Originally Posted by paulm187
Kernel-level driver exploit - Whilst there is theoretically potential for this to happen, and it's not limited to web attacks, any malware could do it, yet we have - to my knowledge - never seen any malware using such a technique. It sounds like an ideal target target, 'being able to execute in kernel-space using shaders' but the fact is shader compilers are in userspace and the compiled code is then executed on the GPU, making it a highly uneconomical target. You need the compiler to still compile the program and then for the particular driver you are using to have a bug that you can exploit during shader execution, I'm not saying it can't be done but we've had programmable shaders for well over a decade and so far it hasn't been done - to any effect at least.
The reality is you'd probably exhaust the search for browser sandbox bugs before you even considered this kind of attack.

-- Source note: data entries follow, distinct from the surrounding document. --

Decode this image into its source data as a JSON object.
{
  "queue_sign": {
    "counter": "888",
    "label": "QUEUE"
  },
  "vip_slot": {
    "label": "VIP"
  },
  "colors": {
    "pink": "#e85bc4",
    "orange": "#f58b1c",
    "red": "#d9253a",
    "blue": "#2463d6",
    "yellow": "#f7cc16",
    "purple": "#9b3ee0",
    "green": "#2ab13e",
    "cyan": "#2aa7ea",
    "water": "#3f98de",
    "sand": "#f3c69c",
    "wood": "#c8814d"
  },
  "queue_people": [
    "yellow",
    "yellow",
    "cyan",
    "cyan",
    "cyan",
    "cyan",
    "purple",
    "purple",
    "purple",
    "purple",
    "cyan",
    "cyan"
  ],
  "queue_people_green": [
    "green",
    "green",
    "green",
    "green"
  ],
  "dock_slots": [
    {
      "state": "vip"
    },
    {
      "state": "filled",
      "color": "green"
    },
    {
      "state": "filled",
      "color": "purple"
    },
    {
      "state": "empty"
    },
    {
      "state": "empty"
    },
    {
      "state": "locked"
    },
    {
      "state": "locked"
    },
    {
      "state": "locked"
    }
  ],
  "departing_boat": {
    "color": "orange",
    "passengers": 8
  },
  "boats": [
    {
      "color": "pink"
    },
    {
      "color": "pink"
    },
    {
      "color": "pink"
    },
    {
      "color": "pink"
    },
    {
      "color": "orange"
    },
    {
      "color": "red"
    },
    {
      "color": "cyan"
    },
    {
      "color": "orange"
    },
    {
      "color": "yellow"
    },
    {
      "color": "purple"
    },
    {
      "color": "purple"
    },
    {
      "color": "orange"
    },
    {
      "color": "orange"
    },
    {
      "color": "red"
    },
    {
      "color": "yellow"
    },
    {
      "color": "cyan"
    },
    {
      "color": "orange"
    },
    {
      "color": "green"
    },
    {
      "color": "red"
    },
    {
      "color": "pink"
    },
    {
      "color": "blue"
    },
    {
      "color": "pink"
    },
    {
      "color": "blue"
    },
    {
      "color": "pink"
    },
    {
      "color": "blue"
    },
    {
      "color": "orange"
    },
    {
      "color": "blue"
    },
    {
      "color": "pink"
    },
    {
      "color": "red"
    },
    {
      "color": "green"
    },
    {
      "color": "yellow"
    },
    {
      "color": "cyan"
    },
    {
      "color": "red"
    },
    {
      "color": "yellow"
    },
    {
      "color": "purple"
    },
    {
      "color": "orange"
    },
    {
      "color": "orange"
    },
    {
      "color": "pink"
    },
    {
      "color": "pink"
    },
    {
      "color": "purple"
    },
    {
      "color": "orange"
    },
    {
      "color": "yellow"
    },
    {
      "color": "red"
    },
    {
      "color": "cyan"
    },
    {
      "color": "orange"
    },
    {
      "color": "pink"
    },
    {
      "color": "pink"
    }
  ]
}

Cross domain image theft - This has been addressed in the spec, cross domain textures are not allowed and use of CORS is recommended if you want to do such things.
WebGL has been implemented commonly for some time now and we haven't seen any of these issues arise in the real world, not to say they aren't valid concerns but there are plenty of valid concerns for other implemented technologies and we don't just 'not use them'.
I would suggest MS doesn't want a boatload of programmers getting comfortable with OpenGL concepts and syntax, sure they could translate everything to DirectX behind the scenes but what would be the point of that? Just use OpenGL, but MS won't choose OpenGL over DirectX unless they are absolutely forced to. Progammable shaders have proven to be a fantastic technology, the above concerns are certainly not justification for throwing that flexibility away in favor of inferior HTML technologies.
Full disclosure: ContextIS was contracted by Microsoft to put that together.